1. Section 529 Education Savings Plans (529 plan)
A 529 plan is a tax-favored savings plan primarily used to accumulate funds for higher education. These investment accounts have become a favorite of many education savers because their earnings and appreciation grow tax-free. Also, contributions can be made not only by parents but other family members and may qualify for state income tax deductions in certain jurisdictions. When making contributions, you have the option to gift to five times the federal annual gift tax exclusion all at once and elect for the gift to be treated as if made ratably over a five-year period. State transfer tax rules vary and may influence whether you utilize your resident state or an out-of-state 529 plan. Distributions from a 529 plan are tax exempt, provided the distributions are used for qualified expenses such as higher education tuition and K-12 expenses up to $10,000 per year. Furthermore, up to $10,000 can even be used to pay down student loan debt (recently added by the Secure Act of 2019). However, when using a 529 plan to pay down student loan debt, this may limit your ability to claim the student loan interest deduction for Federal taxes.
2. Uniform Transfer to Minors Act (UTMA) / Uniform Gift to Minors Act (UGMA) Savings Accounts

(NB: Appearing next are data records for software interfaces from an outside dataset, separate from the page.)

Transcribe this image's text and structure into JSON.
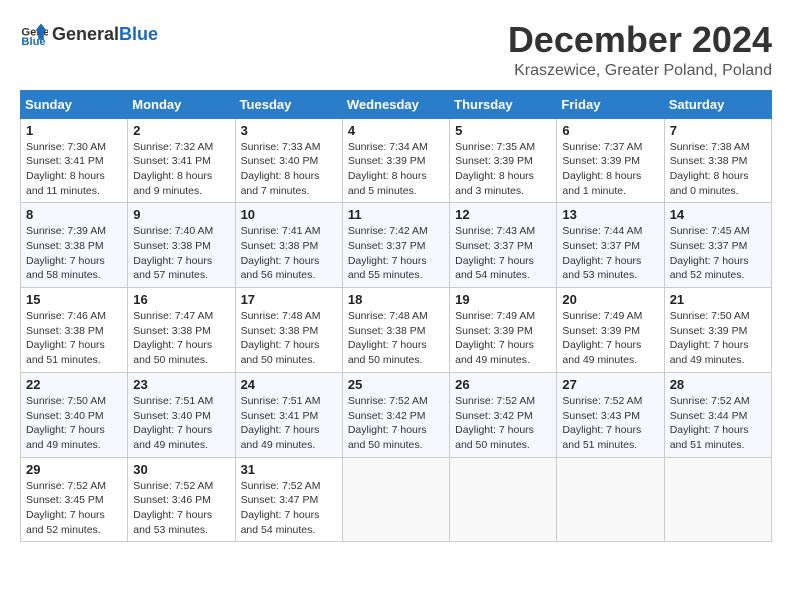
{
  "header": {
    "logo_general": "General",
    "logo_blue": "Blue",
    "month_title": "December 2024",
    "subtitle": "Kraszewice, Greater Poland, Poland"
  },
  "weekdays": [
    "Sunday",
    "Monday",
    "Tuesday",
    "Wednesday",
    "Thursday",
    "Friday",
    "Saturday"
  ],
  "weeks": [
    [
      {
        "day": "1",
        "sunrise": "Sunrise: 7:30 AM",
        "sunset": "Sunset: 3:41 PM",
        "daylight": "Daylight: 8 hours and 11 minutes."
      },
      {
        "day": "2",
        "sunrise": "Sunrise: 7:32 AM",
        "sunset": "Sunset: 3:41 PM",
        "daylight": "Daylight: 8 hours and 9 minutes."
      },
      {
        "day": "3",
        "sunrise": "Sunrise: 7:33 AM",
        "sunset": "Sunset: 3:40 PM",
        "daylight": "Daylight: 8 hours and 7 minutes."
      },
      {
        "day": "4",
        "sunrise": "Sunrise: 7:34 AM",
        "sunset": "Sunset: 3:39 PM",
        "daylight": "Daylight: 8 hours and 5 minutes."
      },
      {
        "day": "5",
        "sunrise": "Sunrise: 7:35 AM",
        "sunset": "Sunset: 3:39 PM",
        "daylight": "Daylight: 8 hours and 3 minutes."
      },
      {
        "day": "6",
        "sunrise": "Sunrise: 7:37 AM",
        "sunset": "Sunset: 3:39 PM",
        "daylight": "Daylight: 8 hours and 1 minute."
      },
      {
        "day": "7",
        "sunrise": "Sunrise: 7:38 AM",
        "sunset": "Sunset: 3:38 PM",
        "daylight": "Daylight: 8 hours and 0 minutes."
      }
    ],
    [
      {
        "day": "8",
        "sunrise": "Sunrise: 7:39 AM",
        "sunset": "Sunset: 3:38 PM",
        "daylight": "Daylight: 7 hours and 58 minutes."
      },
      {
        "day": "9",
        "sunrise": "Sunrise: 7:40 AM",
        "sunset": "Sunset: 3:38 PM",
        "daylight": "Daylight: 7 hours and 57 minutes."
      },
      {
        "day": "10",
        "sunrise": "Sunrise: 7:41 AM",
        "sunset": "Sunset: 3:38 PM",
        "daylight": "Daylight: 7 hours and 56 minutes."
      },
      {
        "day": "11",
        "sunrise": "Sunrise: 7:42 AM",
        "sunset": "Sunset: 3:37 PM",
        "daylight": "Daylight: 7 hours and 55 minutes."
      },
      {
        "day": "12",
        "sunrise": "Sunrise: 7:43 AM",
        "sunset": "Sunset: 3:37 PM",
        "daylight": "Daylight: 7 hours and 54 minutes."
      },
      {
        "day": "13",
        "sunrise": "Sunrise: 7:44 AM",
        "sunset": "Sunset: 3:37 PM",
        "daylight": "Daylight: 7 hours and 53 minutes."
      },
      {
        "day": "14",
        "sunrise": "Sunrise: 7:45 AM",
        "sunset": "Sunset: 3:37 PM",
        "daylight": "Daylight: 7 hours and 52 minutes."
      }
    ],
    [
      {
        "day": "15",
        "sunrise": "Sunrise: 7:46 AM",
        "sunset": "Sunset: 3:38 PM",
        "daylight": "Daylight: 7 hours and 51 minutes."
      },
      {
        "day": "16",
        "sunrise": "Sunrise: 7:47 AM",
        "sunset": "Sunset: 3:38 PM",
        "daylight": "Daylight: 7 hours and 50 minutes."
      },
      {
        "day": "17",
        "sunrise": "Sunrise: 7:48 AM",
        "sunset": "Sunset: 3:38 PM",
        "daylight": "Daylight: 7 hours and 50 minutes."
      },
      {
        "day": "18",
        "sunrise": "Sunrise: 7:48 AM",
        "sunset": "Sunset: 3:38 PM",
        "daylight": "Daylight: 7 hours and 50 minutes."
      },
      {
        "day": "19",
        "sunrise": "Sunrise: 7:49 AM",
        "sunset": "Sunset: 3:39 PM",
        "daylight": "Daylight: 7 hours and 49 minutes."
      },
      {
        "day": "20",
        "sunrise": "Sunrise: 7:49 AM",
        "sunset": "Sunset: 3:39 PM",
        "daylight": "Daylight: 7 hours and 49 minutes."
      },
      {
        "day": "21",
        "sunrise": "Sunrise: 7:50 AM",
        "sunset": "Sunset: 3:39 PM",
        "daylight": "Daylight: 7 hours and 49 minutes."
      }
    ],
    [
      {
        "day": "22",
        "sunrise": "Sunrise: 7:50 AM",
        "sunset": "Sunset: 3:40 PM",
        "daylight": "Daylight: 7 hours and 49 minutes."
      },
      {
        "day": "23",
        "sunrise": "Sunrise: 7:51 AM",
        "sunset": "Sunset: 3:40 PM",
        "daylight": "Daylight: 7 hours and 49 minutes."
      },
      {
        "day": "24",
        "sunrise": "Sunrise: 7:51 AM",
        "sunset": "Sunset: 3:41 PM",
        "daylight": "Daylight: 7 hours and 49 minutes."
      },
      {
        "day": "25",
        "sunrise": "Sunrise: 7:52 AM",
        "sunset": "Sunset: 3:42 PM",
        "daylight": "Daylight: 7 hours and 50 minutes."
      },
      {
        "day": "26",
        "sunrise": "Sunrise: 7:52 AM",
        "sunset": "Sunset: 3:42 PM",
        "daylight": "Daylight: 7 hours and 50 minutes."
      },
      {
        "day": "27",
        "sunrise": "Sunrise: 7:52 AM",
        "sunset": "Sunset: 3:43 PM",
        "daylight": "Daylight: 7 hours and 51 minutes."
      },
      {
        "day": "28",
        "sunrise": "Sunrise: 7:52 AM",
        "sunset": "Sunset: 3:44 PM",
        "daylight": "Daylight: 7 hours and 51 minutes."
      }
    ],
    [
      {
        "day": "29",
        "sunrise": "Sunrise: 7:52 AM",
        "sunset": "Sunset: 3:45 PM",
        "daylight": "Daylight: 7 hours and 52 minutes."
      },
      {
        "day": "30",
        "sunrise": "Sunrise: 7:52 AM",
        "sunset": "Sunset: 3:46 PM",
        "daylight": "Daylight: 7 hours and 53 minutes."
      },
      {
        "day": "31",
        "sunrise": "Sunrise: 7:52 AM",
        "sunset": "Sunset: 3:47 PM",
        "daylight": "Daylight: 7 hours and 54 minutes."
      },
      null,
      null,
      null,
      null
    ]
  ]
}
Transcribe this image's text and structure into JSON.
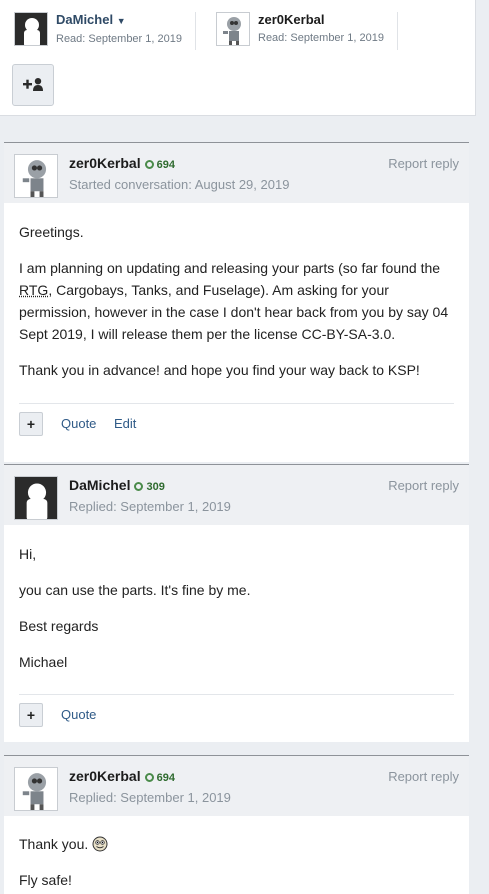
{
  "participants": [
    {
      "name": "DaMichel",
      "read": "Read: September 1, 2019",
      "avatar": "silhouette-avatar"
    },
    {
      "name": "zer0Kerbal",
      "read": "Read: September 1, 2019",
      "avatar": "kerbal-robot-avatar"
    }
  ],
  "add_participant_icons": "plus-user-icon",
  "posts": [
    {
      "author": "zer0Kerbal",
      "reputation": "694",
      "subline": "Started conversation: August 29, 2019",
      "report": "Report reply",
      "paragraphs": [
        "Greetings.",
        "I am planning on updating and releasing your parts (so far found the RTG, Cargobays, Tanks, and Fuselage). Am asking for your permission, however in the case I don't hear back from you by say 04 Sept 2019, I will release them per the license CC-BY-SA-3.0.",
        "Thank you in advance! and hope you find your way back to KSP!"
      ],
      "actions": [
        "Quote",
        "Edit"
      ]
    },
    {
      "author": "DaMichel",
      "reputation": "309",
      "subline": "Replied: September 1, 2019",
      "report": "Report reply",
      "paragraphs": [
        "Hi,",
        "you can use the parts. It's fine by me.",
        "Best regards",
        "Michael"
      ],
      "actions": [
        "Quote"
      ]
    },
    {
      "author": "zer0Kerbal",
      "reputation": "694",
      "subline": "Replied: September 1, 2019",
      "report": "Report reply",
      "paragraphs": [
        "Thank you.",
        "Fly safe!"
      ]
    }
  ],
  "p1_rtg": "RTG",
  "p1_pre": "I am planning on updating and releasing your parts (so far found the ",
  "p1_post": ", Cargobays, Tanks, and Fuselage). Am asking for your permission, however in the case I don't hear back from you by say 04 Sept 2019, I will release them per the license CC-BY-SA-3.0."
}
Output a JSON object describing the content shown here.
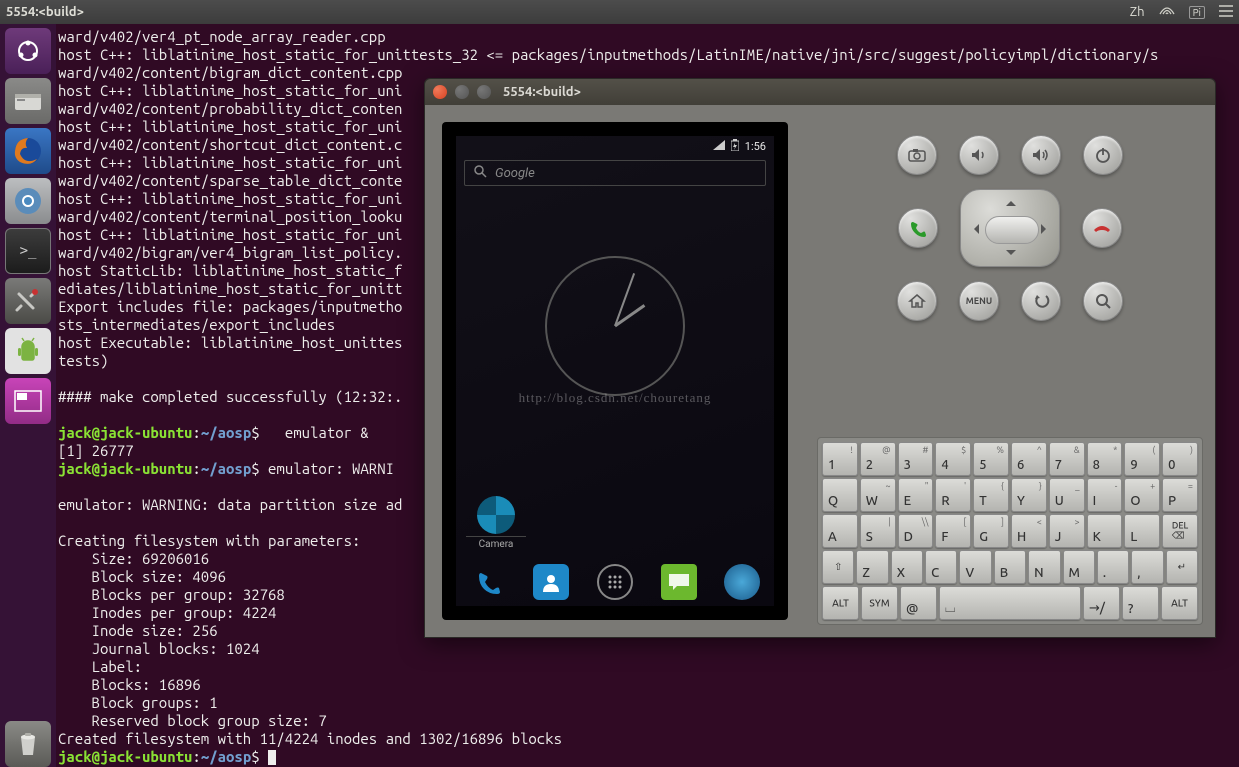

UTMA or UGMA accounts act as simple statutory trusts for your child until reaching the age of maturity. Deposits to these investment accounts are irrevocable in nature, which means that once you deposit assets, they can no longer be withdrawn by the parent, and all contributions and appreciation accrue for the sole benefit of your child. Once the child attains the age of majority, 18 or 21 depending on your state, the account is retitled into their individual name and becomes fully accessible. Unlike the 529 plan, these accounts are not tax-free and may require an income tax return for the minor child if the income meets the IRS’s filing threshold. While parents have the option to include the minor child’s income on their individual tax return, they may be subject to the ‘kiddie tax’ – which subjects account income to the parents’ higher marginal tax rate.
As your lives and the tax law continues to evolve, fully planning for your child’s financial future will inevitably include more options and alternatives. It will always be a customized and evolutionary process. In the meantime, if you have any questions or would like to learn more about these or other savings strategies, please feel free to contact us.
Please see the PDF version of this article for important disclosures.